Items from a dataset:
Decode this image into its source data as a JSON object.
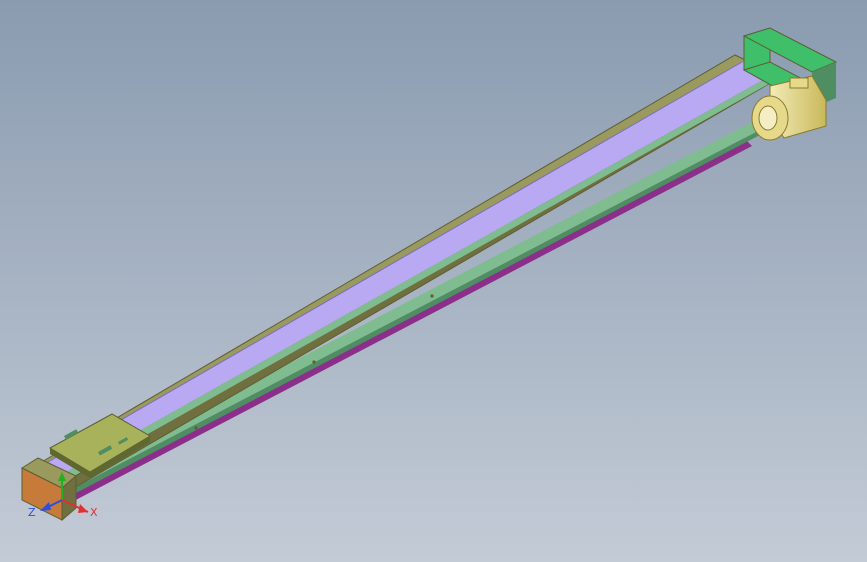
{
  "viewport": {
    "background_top": "#8a9bb0",
    "background_bottom": "#c3cbd6"
  },
  "colors": {
    "rail_top": "#9a9a5e",
    "rail_top_edge": "#5e5e34",
    "rail_side": "#6f6f3f",
    "cover_strip": "#b9a9f2",
    "cover_strip_edge": "#7a6cc0",
    "guide_green": "#7fbc8f",
    "guide_green_dark": "#4f8e62",
    "profile_purple": "#8b2f8b",
    "profile_purple_light": "#b054b0",
    "carriage": "#a8b25a",
    "carriage_edge": "#5f6830",
    "end_block_orange": "#c77b3a",
    "motor_flange_green": "#3fbf6a",
    "motor_body_yellow": "#e6d98a",
    "axis_x": "#e23030",
    "axis_y": "#22b022",
    "axis_z": "#2b4fe0"
  },
  "icons": {
    "triad": "xyz-axis-triad-icon"
  },
  "axis_triad": {
    "x_label": "X",
    "z_label": "Z"
  }
}
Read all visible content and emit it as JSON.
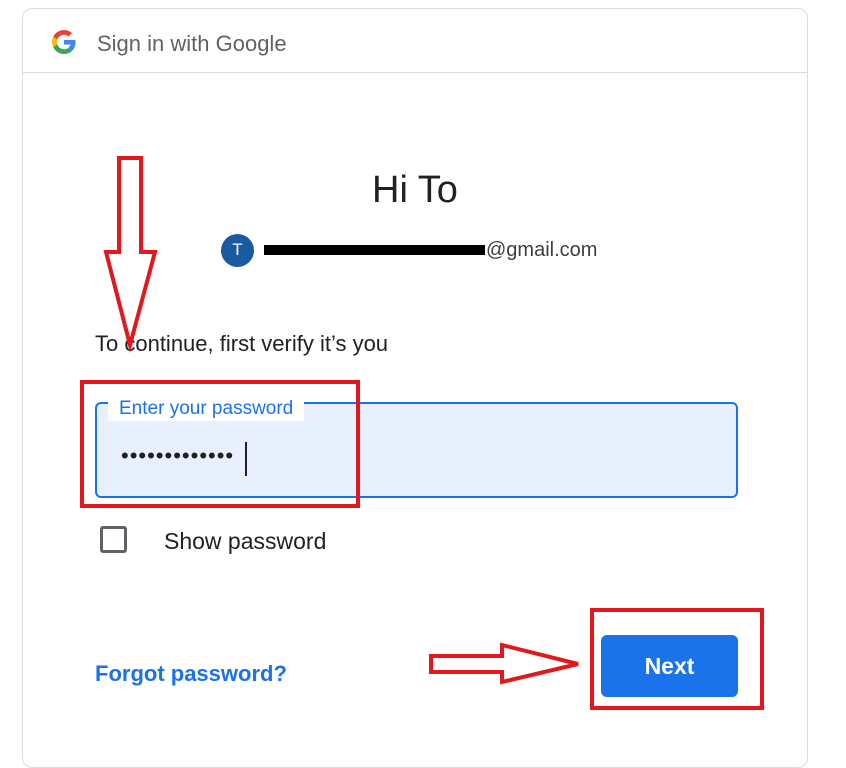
{
  "header": {
    "title": "Sign in with Google",
    "logo_icon": "google-g-logo-icon"
  },
  "greeting": "Hi To",
  "account": {
    "avatar_initial": "T",
    "email_visible_suffix": "@gmail.com"
  },
  "instruction": "To continue, first verify it’s you",
  "password": {
    "label": "Enter your password",
    "masked_value": "•••••••••••••"
  },
  "show_password": {
    "label": "Show password",
    "checked": false
  },
  "forgot_link": "Forgot password?",
  "next_button": "Next",
  "colors": {
    "accent": "#1a73e8",
    "field_bg": "#e8f0fe",
    "annotation_red": "#e3171e",
    "avatar": "#1a5aa0"
  }
}
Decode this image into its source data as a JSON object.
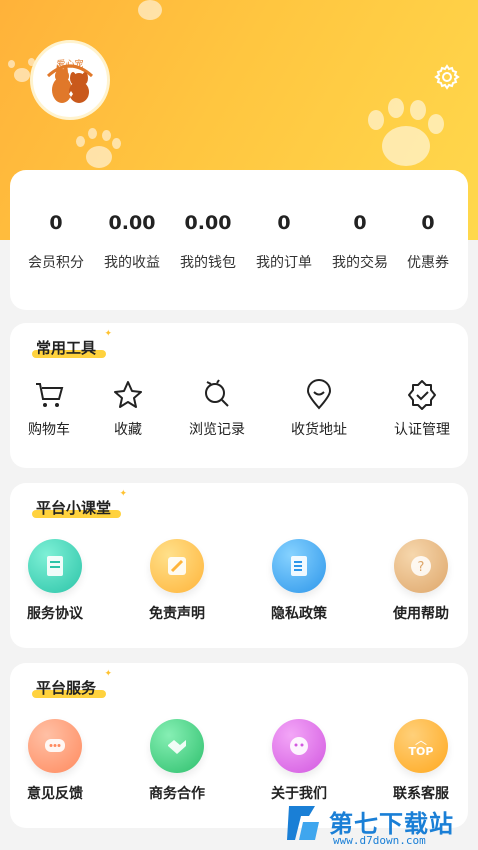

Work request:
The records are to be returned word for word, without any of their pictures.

Your response:
Decode this image into its source data as a JSON object.
{
  "viewport": {
    "background_top": "#8a9bb0",
    "background_bottom": "#c3cbd6"
  },
  "colors": {
    "rail_top": "#9a9a5e",
    "rail_top_edge": "#5e5e34",
    "rail_side": "#6f6f3f",
    "cover_strip": "#b9a9f2",
    "cover_strip_edge": "#7a6cc0",
    "guide_green": "#7fbc8f",
    "guide_green_dark": "#4f8e62",
    "profile_purple": "#8b2f8b",
    "profile_purple_light": "#b054b0",
    "carriage": "#a8b25a",
    "carriage_edge": "#5f6830",
    "end_block_orange": "#c77b3a",
    "motor_flange_green": "#3fbf6a",
    "motor_body_yellow": "#e6d98a",
    "axis_x": "#e23030",
    "axis_y": "#22b022",
    "axis_z": "#2b4fe0"
  },
  "icons": {
    "triad": "xyz-axis-triad-icon"
  },
  "axis_triad": {
    "x_label": "X",
    "z_label": "Z"
  }
}
Read all visible content and emit it as JSON.
{
  "header": {
    "title": "Sign in with Google",
    "logo_icon": "google-g-logo-icon"
  },
  "greeting": "Hi To",
  "account": {
    "avatar_initial": "T",
    "email_visible_suffix": "@gmail.com"
  },
  "instruction": "To continue, first verify it’s you",
  "password": {
    "label": "Enter your password",
    "masked_value": "•••••••••••••"
  },
  "show_password": {
    "label": "Show password",
    "checked": false
  },
  "forgot_link": "Forgot password?",
  "next_button": "Next",
  "colors": {
    "accent": "#1a73e8",
    "field_bg": "#e8f0fe",
    "annotation_red": "#e3171e",
    "avatar": "#1a5aa0"
  }
}
Decode this image into its source data as a JSON object.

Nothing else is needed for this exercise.